— TASK PROMPT —
Omitting the pictures, print every line below exactly as it stands.
RECORDED INFORMATION section start
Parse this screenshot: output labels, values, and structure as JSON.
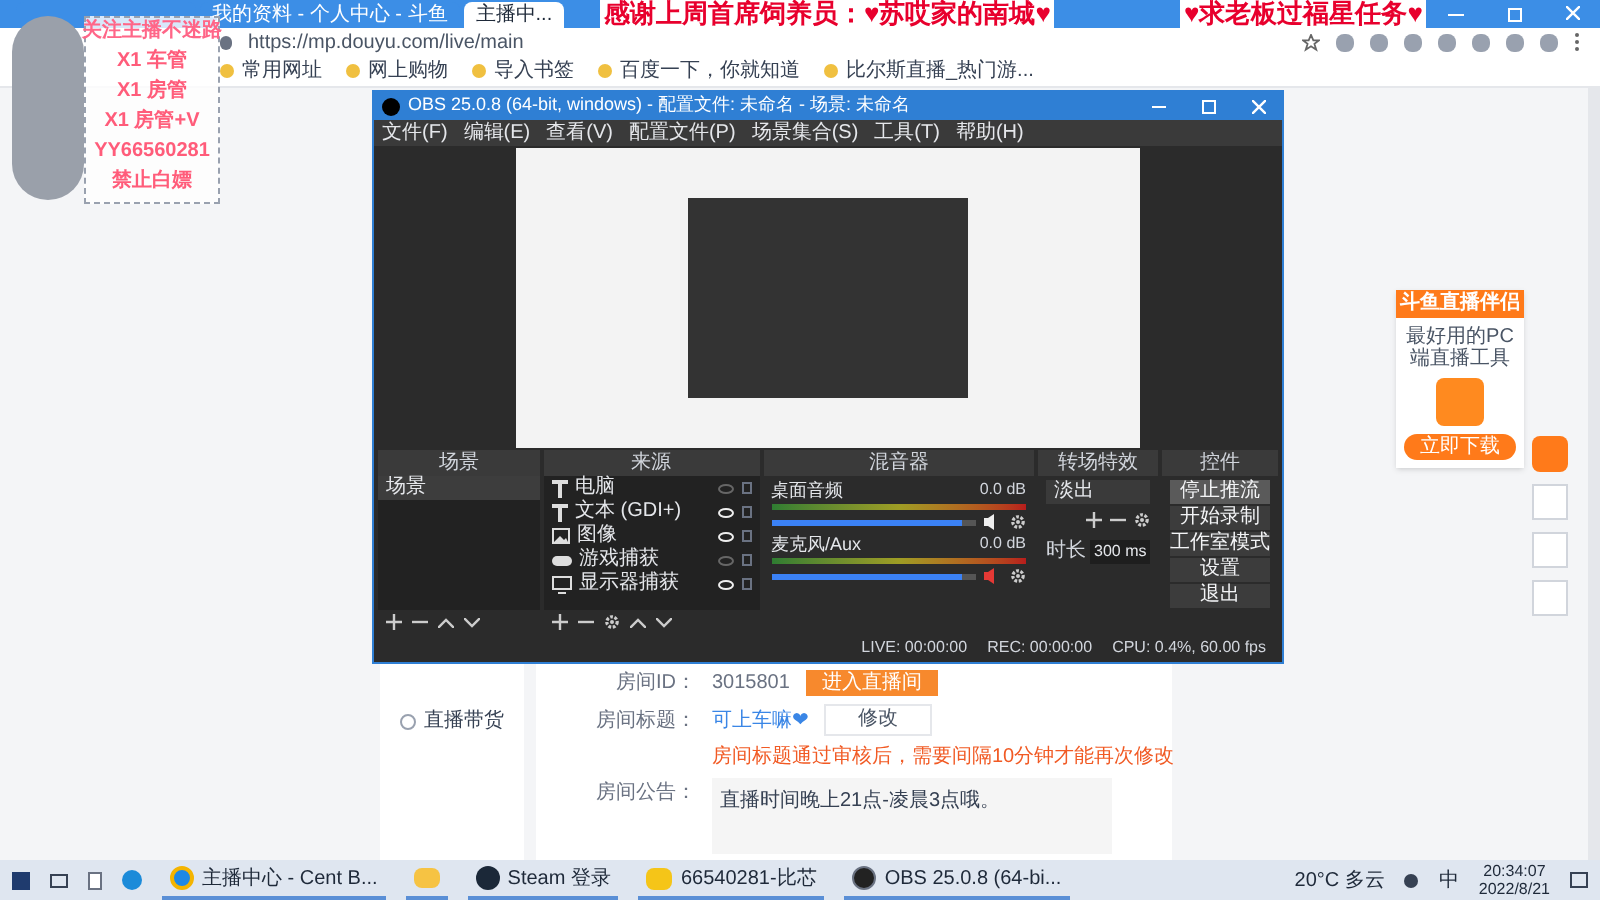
{
  "browser": {
    "tabs": [
      {
        "selected": false
      },
      {
        "label": "我的资料 - 个人中心 - 斗鱼",
        "selected": false
      },
      {
        "label": "主播中...",
        "selected": true
      }
    ],
    "address": "https://mp.douyu.com/live/main",
    "bookmarks": [
      "常用网址",
      "网上购物",
      "导入书签",
      "百度一下，你就知道",
      "比尔斯直播_热门游..."
    ]
  },
  "banner": [
    "感谢上周首席饲养员：♥苏哎家的南城♥",
    "♥求老板过福星任务♥"
  ],
  "overlay": {
    "title": "关注主播不迷路",
    "lines": [
      "X1 车管",
      "X1 房管",
      "X1 房管+V",
      "YY66560281",
      "禁止白嫖"
    ]
  },
  "page": {
    "sidebar_item": "直播带货",
    "room_id_label": "房间ID：",
    "room_id": "3015801",
    "enter_button": "进入直播间",
    "title_label": "房间标题：",
    "title_value": "可上车嘛❤",
    "edit_button": "修改",
    "title_note": "房间标题通过审核后，需要间隔10分钟才能再次修改",
    "notice_label": "房间公告：",
    "notice_value": "直播时间晚上21点-凌晨3点哦。"
  },
  "ad": {
    "title": "斗鱼直播伴侣",
    "subtitle": "最好用的PC端直播工具",
    "button": "立即下载"
  },
  "obs": {
    "title": "OBS 25.0.8 (64-bit, windows) - 配置文件: 未命名 - 场景: 未命名",
    "menu": [
      "文件(F)",
      "编辑(E)",
      "查看(V)",
      "配置文件(P)",
      "场景集合(S)",
      "工具(T)",
      "帮助(H)"
    ],
    "docks": [
      "场景",
      "来源",
      "混音器",
      "转场特效",
      "控件"
    ],
    "scenes": [
      {
        "name": "场景",
        "selected": true
      }
    ],
    "sources": [
      {
        "kind": "text",
        "name": "电脑",
        "visible": false
      },
      {
        "kind": "text",
        "name": "文本 (GDI+)",
        "visible": true
      },
      {
        "kind": "image",
        "name": "图像",
        "visible": true
      },
      {
        "kind": "game",
        "name": "游戏捕获",
        "visible": false
      },
      {
        "kind": "monitor",
        "name": "显示器捕获",
        "visible": true
      }
    ],
    "mixer": [
      {
        "name": "桌面音频",
        "reading": "0.0 dB",
        "level": 0.93,
        "muted": false
      },
      {
        "name": "麦克风/Aux",
        "reading": "0.0 dB",
        "level": 0.93,
        "muted": true
      }
    ],
    "transition": {
      "value": "淡出",
      "duration_label": "时长",
      "duration": "300 ms"
    },
    "controls": [
      {
        "label": "停止推流",
        "selected": true
      },
      {
        "label": "开始录制",
        "selected": false
      },
      {
        "label": "工作室模式",
        "selected": false
      },
      {
        "label": "设置",
        "selected": false
      },
      {
        "label": "退出",
        "selected": false
      }
    ],
    "status": [
      "LIVE: 00:00:00",
      "REC: 00:00:00",
      "CPU: 0.4%, 60.00 fps"
    ]
  },
  "taskbar": {
    "apps": [
      {
        "kind": "chrome",
        "label": "主播中心 - Cent B..."
      },
      {
        "kind": "folder"
      },
      {
        "kind": "steam",
        "label": "Steam 登录"
      },
      {
        "kind": "yellow",
        "label": "66540281-比芯"
      },
      {
        "kind": "obs",
        "label": "OBS 25.0.8 (64-bi..."
      }
    ],
    "weather": "20°C 多云",
    "ime": "中",
    "time": "20:34:07",
    "date": "2022/8/21"
  }
}
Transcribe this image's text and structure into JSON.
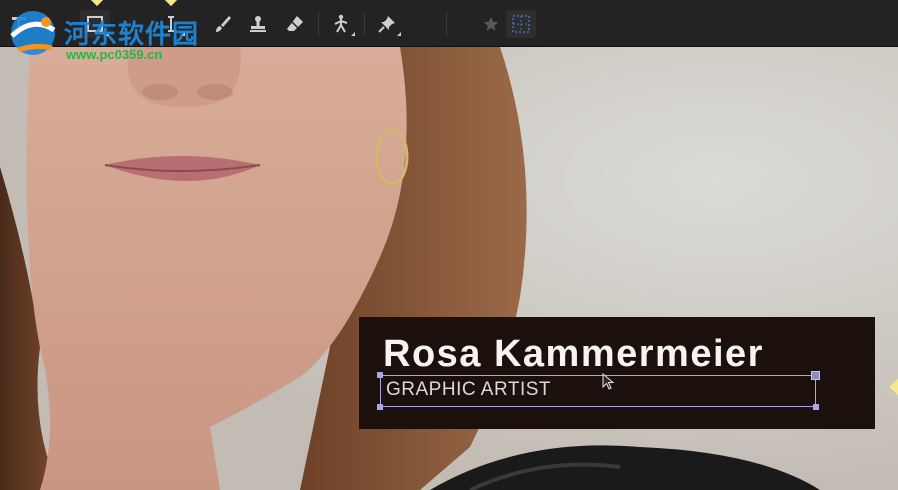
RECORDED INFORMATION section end
— WRITTEN RESPONSE —
Parse this screenshot: output labels, values, and structure as JSON.
{
  "browser": {
    "tabs": [
      {
        "selected": false
      },
      {
        "label": "我的资料 - 个人中心 - 斗鱼",
        "selected": false
      },
      {
        "label": "主播中...",
        "selected": true
      }
    ],
    "address": "https://mp.douyu.com/live/main",
    "bookmarks": [
      "常用网址",
      "网上购物",
      "导入书签",
      "百度一下，你就知道",
      "比尔斯直播_热门游..."
    ]
  },
  "banner": [
    "感谢上周首席饲养员：♥苏哎家的南城♥",
    "♥求老板过福星任务♥"
  ],
  "overlay": {
    "title": "关注主播不迷路",
    "lines": [
      "X1 车管",
      "X1 房管",
      "X1 房管+V",
      "YY66560281",
      "禁止白嫖"
    ]
  },
  "page": {
    "sidebar_item": "直播带货",
    "room_id_label": "房间ID：",
    "room_id": "3015801",
    "enter_button": "进入直播间",
    "title_label": "房间标题：",
    "title_value": "可上车嘛❤",
    "edit_button": "修改",
    "title_note": "房间标题通过审核后，需要间隔10分钟才能再次修改",
    "notice_label": "房间公告：",
    "notice_value": "直播时间晚上21点-凌晨3点哦。"
  },
  "ad": {
    "title": "斗鱼直播伴侣",
    "subtitle": "最好用的PC端直播工具",
    "button": "立即下载"
  },
  "obs": {
    "title": "OBS 25.0.8 (64-bit, windows) - 配置文件: 未命名 - 场景: 未命名",
    "menu": [
      "文件(F)",
      "编辑(E)",
      "查看(V)",
      "配置文件(P)",
      "场景集合(S)",
      "工具(T)",
      "帮助(H)"
    ],
    "docks": [
      "场景",
      "来源",
      "混音器",
      "转场特效",
      "控件"
    ],
    "scenes": [
      {
        "name": "场景",
        "selected": true
      }
    ],
    "sources": [
      {
        "kind": "text",
        "name": "电脑",
        "visible": false
      },
      {
        "kind": "text",
        "name": "文本 (GDI+)",
        "visible": true
      },
      {
        "kind": "image",
        "name": "图像",
        "visible": true
      },
      {
        "kind": "game",
        "name": "游戏捕获",
        "visible": false
      },
      {
        "kind": "monitor",
        "name": "显示器捕获",
        "visible": true
      }
    ],
    "mixer": [
      {
        "name": "桌面音频",
        "reading": "0.0 dB",
        "level": 0.93,
        "muted": false
      },
      {
        "name": "麦克风/Aux",
        "reading": "0.0 dB",
        "level": 0.93,
        "muted": true
      }
    ],
    "transition": {
      "value": "淡出",
      "duration_label": "时长",
      "duration": "300 ms"
    },
    "controls": [
      {
        "label": "停止推流",
        "selected": true
      },
      {
        "label": "开始录制",
        "selected": false
      },
      {
        "label": "工作室模式",
        "selected": false
      },
      {
        "label": "设置",
        "selected": false
      },
      {
        "label": "退出",
        "selected": false
      }
    ],
    "status": [
      "LIVE: 00:00:00",
      "REC: 00:00:00",
      "CPU: 0.4%, 60.00 fps"
    ]
  },
  "taskbar": {
    "apps": [
      {
        "kind": "chrome",
        "label": "主播中心 - Cent B..."
      },
      {
        "kind": "folder"
      },
      {
        "kind": "steam",
        "label": "Steam 登录"
      },
      {
        "kind": "yellow",
        "label": "66540281-比芯"
      },
      {
        "kind": "obs",
        "label": "OBS 25.0.8 (64-bi..."
      }
    ],
    "weather": "20°C 多云",
    "ime": "中",
    "time": "20:34:07",
    "date": "2022/8/21"
  }
}
Transcribe this image's text and structure into JSON.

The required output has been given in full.